— Task to complete —
Find the string "with" in the material. Copy every line that has it.

— Excerpted data —
··········
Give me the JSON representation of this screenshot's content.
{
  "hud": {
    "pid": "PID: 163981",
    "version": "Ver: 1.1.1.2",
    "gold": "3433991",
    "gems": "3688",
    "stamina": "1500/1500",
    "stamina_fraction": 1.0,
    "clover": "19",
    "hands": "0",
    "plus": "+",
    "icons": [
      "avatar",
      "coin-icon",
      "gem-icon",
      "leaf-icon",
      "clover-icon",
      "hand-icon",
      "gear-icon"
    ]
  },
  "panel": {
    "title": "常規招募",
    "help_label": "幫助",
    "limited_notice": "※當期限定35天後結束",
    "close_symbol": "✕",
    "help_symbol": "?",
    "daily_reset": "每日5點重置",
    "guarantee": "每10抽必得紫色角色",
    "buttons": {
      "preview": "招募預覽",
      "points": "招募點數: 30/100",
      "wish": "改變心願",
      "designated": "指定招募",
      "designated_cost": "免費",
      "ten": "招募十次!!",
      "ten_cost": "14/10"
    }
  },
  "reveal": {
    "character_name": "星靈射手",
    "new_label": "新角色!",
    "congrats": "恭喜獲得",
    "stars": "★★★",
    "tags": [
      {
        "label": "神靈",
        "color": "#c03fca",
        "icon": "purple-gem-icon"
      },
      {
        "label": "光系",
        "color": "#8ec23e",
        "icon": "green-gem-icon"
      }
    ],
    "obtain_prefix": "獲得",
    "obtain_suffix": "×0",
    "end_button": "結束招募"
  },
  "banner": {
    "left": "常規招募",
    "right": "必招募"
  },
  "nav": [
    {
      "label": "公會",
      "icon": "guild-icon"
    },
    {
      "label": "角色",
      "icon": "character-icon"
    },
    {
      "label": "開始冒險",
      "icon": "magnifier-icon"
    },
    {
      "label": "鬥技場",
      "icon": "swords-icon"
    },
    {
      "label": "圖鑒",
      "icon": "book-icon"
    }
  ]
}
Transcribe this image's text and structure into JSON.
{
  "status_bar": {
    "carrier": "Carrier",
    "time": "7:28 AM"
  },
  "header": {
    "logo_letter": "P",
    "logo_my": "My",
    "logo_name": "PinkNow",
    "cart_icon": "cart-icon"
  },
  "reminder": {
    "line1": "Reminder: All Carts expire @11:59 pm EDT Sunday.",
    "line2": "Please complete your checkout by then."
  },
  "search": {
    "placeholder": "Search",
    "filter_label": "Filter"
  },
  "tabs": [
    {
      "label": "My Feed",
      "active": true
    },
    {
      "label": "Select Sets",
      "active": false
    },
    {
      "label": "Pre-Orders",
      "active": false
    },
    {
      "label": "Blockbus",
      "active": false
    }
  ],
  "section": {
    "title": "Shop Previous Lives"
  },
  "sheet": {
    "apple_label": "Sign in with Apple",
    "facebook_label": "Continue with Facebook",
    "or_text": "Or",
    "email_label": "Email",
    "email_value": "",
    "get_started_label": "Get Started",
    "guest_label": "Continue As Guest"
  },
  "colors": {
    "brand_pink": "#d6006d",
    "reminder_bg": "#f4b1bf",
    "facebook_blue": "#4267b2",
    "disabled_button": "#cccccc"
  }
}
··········
— Your response —
    "apple_label": "Sign in with Apple",
    "facebook_label": "Continue with Facebook",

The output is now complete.